Harreld’s presidency started on a sour note. When he was appointed to the role in 2015, faculty members expressed concern about his lack of higher education experience. The former IBM senior vice president had served as an adjunct business professor at Harvard University and Northwestern University for eight years.
If animosity lingers between Harreld and faculty members, it’s not something the university's Faculty Senate is discussing publicly. Joseph Yockey, president of the Faculty Senate, and Teresa Marshall, its vice president, said they appreciate his service to the university.
“We suspect faculty are surprised by the timing of the announcement, but we appreciate that President Harreld is not retiring immediately so that the University and Board of Regents [have] ample opportunity to search for his replacement,” they said in an email. “We appreciate this careful consideration of succession planning, especially during our current COVID-19 pandemic.”
Harreld's initial rocky reception at the university drew attention across the country.
“His has been a particularly stressful presidency,” said James Finkelstein, professor emeritus of public policy at George Mason University, who studies college presidents' compensation. “It started out very badly. And based on reporting I’ve read, even though he was there a fair amount of time, it doesn’t sound like he became the darling of the faculty.”
Harreld declined to comment for this article.
Frustrations with Harreld’s leadership swelled during the pandemic. Recently, some students, faculty and staff members staged a sick-out to protest the university’s reopening plan and insist that in-person instruction be canceled during the pandemic. The university reopened with a hybrid in-person-online instruction model in mid-August. In early September, Iowa City, where the university is located, emerged as a coronavirus hot spot.
As of Sept. 28, nearly 2,000 students and 45 employees have self-reported that they tested positive for COVID-19. The university is only tracking self-reported cases.
Questions are swirling about Harreld’s compensation plan and potential exit package. When Harreld extended his contract last year, the board tacked on an additional $1.33 million in deferred compensation, bringing the total deferred compensation to $2.33 million, reported The Gazette of Cedar Rapids.
Harreld will receive the deferred compensation only if he is continuously employed through June 30, 2023, Lehman, the board's spokesperson, said in an email.
It’s possible that Harreld could stay on at the university as a business professor -- the option was provided in his original appointment letter. It’s unusual for deferred compensation to be tied to general employment rather than the presidential position, but it’s possible, said Finkelstein.
“With your appointment of President and subject to the recommendation of the faculty you will be granted tenure as a Professor in the College of Business,” Harreld’s appointment letter reads. “Upon your retirement or resignation from the position of President, you may continue your appointment as a tenured professor in the College of Business. You will receive a salary commensurate with the highest paid tenured professor in the College of Business, along with the usual fringe benefits accorded to all faculty at the University of Iowa.”

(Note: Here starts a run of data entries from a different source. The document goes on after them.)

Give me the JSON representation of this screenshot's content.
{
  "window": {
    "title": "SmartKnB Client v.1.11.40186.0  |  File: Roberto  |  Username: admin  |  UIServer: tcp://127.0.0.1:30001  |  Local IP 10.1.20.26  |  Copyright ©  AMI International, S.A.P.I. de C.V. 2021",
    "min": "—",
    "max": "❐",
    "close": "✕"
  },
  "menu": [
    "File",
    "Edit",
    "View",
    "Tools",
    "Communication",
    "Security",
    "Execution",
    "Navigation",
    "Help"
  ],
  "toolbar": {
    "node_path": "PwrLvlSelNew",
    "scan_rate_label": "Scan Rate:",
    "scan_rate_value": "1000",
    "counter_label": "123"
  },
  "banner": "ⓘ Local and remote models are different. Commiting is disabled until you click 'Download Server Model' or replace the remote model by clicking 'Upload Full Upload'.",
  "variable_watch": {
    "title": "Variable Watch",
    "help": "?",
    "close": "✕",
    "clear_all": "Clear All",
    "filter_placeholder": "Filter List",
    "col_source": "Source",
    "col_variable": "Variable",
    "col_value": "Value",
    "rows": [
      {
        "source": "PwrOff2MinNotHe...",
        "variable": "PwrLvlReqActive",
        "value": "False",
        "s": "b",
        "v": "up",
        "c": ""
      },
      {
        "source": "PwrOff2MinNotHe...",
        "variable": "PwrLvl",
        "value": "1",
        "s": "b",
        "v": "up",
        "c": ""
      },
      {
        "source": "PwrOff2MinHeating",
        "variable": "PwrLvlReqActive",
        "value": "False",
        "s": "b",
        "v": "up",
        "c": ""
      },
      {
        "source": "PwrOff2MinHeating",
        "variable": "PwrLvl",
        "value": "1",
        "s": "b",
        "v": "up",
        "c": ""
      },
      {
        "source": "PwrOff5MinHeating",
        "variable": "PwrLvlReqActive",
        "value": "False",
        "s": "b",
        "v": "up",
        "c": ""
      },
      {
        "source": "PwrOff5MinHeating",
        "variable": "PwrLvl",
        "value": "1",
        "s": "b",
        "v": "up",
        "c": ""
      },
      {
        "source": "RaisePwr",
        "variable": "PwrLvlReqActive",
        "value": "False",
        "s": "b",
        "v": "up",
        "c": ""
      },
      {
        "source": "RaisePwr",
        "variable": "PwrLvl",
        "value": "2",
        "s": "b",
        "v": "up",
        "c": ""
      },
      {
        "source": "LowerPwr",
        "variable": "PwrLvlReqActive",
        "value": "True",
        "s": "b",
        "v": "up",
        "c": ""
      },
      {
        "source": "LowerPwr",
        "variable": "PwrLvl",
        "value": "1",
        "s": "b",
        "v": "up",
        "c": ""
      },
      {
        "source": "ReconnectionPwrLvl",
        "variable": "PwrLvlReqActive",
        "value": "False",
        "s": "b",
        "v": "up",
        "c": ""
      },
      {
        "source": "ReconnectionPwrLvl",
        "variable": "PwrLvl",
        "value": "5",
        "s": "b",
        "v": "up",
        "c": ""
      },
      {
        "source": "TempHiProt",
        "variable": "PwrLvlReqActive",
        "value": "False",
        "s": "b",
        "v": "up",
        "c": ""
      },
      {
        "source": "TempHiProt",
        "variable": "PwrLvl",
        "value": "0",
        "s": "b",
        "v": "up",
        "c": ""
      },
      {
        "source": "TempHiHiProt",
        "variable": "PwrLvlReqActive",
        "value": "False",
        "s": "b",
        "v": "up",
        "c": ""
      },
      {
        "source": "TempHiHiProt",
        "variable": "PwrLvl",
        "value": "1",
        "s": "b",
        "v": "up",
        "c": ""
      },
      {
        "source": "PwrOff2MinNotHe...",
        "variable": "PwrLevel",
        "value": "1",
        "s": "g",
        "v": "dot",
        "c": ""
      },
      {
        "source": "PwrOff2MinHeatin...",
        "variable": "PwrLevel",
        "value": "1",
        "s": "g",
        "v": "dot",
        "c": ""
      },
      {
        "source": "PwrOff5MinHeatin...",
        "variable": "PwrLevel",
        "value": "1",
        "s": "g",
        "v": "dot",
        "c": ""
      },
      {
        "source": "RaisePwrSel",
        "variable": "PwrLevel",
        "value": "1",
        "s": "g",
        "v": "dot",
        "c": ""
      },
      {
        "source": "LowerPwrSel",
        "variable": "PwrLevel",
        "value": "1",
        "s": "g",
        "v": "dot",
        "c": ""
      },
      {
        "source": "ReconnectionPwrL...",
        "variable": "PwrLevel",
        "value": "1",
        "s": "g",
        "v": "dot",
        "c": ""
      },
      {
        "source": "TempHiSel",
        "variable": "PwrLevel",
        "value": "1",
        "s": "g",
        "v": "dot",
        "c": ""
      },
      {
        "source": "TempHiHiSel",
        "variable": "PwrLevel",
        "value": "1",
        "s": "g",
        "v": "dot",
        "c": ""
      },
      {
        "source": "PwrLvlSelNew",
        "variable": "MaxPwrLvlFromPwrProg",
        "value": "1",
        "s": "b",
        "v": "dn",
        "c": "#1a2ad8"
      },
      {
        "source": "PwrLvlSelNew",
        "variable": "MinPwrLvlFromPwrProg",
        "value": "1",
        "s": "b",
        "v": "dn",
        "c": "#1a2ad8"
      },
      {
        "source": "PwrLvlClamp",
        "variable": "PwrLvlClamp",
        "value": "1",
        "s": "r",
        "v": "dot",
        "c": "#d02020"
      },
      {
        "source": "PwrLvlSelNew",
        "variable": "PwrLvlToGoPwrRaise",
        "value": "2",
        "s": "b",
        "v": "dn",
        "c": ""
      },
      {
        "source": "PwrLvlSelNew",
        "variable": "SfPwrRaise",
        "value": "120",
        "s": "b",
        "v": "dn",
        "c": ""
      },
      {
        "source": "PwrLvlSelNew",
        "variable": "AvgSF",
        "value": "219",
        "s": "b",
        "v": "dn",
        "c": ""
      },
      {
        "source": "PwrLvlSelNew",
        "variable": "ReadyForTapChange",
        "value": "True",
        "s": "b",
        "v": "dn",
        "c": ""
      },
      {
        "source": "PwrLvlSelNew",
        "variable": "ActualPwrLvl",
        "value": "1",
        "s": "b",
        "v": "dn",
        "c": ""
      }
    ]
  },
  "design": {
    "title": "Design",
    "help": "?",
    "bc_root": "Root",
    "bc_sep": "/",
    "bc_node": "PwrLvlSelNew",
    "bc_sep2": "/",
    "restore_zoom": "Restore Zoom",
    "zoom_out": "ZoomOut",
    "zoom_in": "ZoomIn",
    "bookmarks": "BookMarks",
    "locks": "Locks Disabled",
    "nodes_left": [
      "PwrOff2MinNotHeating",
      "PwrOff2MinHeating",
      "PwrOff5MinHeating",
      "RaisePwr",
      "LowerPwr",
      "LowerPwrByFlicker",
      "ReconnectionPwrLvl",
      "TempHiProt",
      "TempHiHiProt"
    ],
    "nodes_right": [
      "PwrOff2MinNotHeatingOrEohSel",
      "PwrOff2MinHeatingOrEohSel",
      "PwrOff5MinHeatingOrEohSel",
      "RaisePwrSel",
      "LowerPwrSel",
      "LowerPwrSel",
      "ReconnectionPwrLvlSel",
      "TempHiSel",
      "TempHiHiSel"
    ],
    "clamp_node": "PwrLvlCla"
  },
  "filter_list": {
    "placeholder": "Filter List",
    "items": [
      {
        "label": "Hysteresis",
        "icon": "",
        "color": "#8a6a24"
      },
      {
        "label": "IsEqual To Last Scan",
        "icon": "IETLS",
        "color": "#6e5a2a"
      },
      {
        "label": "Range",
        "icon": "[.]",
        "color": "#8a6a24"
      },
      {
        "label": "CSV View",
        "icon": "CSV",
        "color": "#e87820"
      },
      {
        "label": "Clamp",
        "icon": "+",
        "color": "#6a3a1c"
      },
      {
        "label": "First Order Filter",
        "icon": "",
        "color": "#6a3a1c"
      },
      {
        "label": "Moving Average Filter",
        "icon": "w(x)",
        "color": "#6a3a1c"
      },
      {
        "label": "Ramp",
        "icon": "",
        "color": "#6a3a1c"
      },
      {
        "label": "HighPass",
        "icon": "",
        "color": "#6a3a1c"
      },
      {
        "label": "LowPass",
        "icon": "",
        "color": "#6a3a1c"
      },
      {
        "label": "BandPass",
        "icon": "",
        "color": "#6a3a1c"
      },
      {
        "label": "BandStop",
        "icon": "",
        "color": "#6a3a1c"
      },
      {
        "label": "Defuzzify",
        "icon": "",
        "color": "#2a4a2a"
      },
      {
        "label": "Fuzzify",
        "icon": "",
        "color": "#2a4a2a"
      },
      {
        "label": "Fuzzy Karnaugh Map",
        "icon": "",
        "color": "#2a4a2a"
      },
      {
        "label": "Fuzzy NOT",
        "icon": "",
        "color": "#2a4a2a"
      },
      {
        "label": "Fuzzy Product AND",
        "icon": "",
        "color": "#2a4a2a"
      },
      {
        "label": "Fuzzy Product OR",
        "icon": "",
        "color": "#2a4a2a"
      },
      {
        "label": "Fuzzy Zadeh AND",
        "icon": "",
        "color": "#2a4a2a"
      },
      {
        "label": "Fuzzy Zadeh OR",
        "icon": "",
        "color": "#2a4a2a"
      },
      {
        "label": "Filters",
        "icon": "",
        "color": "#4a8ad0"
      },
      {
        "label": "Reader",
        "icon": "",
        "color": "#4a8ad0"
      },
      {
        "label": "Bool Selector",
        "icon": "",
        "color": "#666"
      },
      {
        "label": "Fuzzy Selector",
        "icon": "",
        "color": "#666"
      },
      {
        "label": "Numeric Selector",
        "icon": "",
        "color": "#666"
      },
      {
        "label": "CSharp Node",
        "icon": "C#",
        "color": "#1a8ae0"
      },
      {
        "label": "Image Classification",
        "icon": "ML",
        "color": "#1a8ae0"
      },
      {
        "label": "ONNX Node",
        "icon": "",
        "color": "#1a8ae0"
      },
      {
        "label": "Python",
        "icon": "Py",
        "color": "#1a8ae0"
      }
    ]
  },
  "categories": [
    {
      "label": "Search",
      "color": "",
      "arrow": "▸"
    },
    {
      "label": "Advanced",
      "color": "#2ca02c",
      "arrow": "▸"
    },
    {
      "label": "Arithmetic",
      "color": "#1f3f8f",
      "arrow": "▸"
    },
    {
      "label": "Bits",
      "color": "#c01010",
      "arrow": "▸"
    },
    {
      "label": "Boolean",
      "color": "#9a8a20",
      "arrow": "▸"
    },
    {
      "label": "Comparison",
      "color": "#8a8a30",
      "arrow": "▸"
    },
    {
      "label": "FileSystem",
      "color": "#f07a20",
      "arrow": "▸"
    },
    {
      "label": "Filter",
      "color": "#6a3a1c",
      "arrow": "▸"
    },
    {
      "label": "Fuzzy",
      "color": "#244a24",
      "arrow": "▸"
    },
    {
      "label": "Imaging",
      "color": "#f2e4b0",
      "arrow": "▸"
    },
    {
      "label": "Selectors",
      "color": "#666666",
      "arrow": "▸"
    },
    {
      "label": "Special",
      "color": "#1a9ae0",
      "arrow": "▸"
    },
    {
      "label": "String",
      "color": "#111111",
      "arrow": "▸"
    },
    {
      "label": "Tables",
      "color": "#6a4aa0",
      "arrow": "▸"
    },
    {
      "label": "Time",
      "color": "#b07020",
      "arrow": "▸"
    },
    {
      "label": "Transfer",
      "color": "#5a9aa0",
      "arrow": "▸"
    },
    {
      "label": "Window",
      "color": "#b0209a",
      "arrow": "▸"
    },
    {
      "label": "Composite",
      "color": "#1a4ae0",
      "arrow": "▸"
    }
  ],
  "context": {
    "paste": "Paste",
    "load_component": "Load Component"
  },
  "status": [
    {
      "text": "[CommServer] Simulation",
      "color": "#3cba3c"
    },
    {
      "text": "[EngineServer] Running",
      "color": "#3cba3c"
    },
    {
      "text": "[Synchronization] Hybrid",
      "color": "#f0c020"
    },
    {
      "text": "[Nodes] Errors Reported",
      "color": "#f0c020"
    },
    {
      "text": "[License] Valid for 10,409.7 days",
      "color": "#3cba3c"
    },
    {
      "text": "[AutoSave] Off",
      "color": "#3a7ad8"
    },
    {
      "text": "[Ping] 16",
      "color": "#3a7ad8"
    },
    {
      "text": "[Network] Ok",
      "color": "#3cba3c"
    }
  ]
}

Harreld said publicly in 2015 that he would not demand a tenured position as a condition of his employment. It’s unclear if he will seek a professor position now or continue his employment at the university in some other way.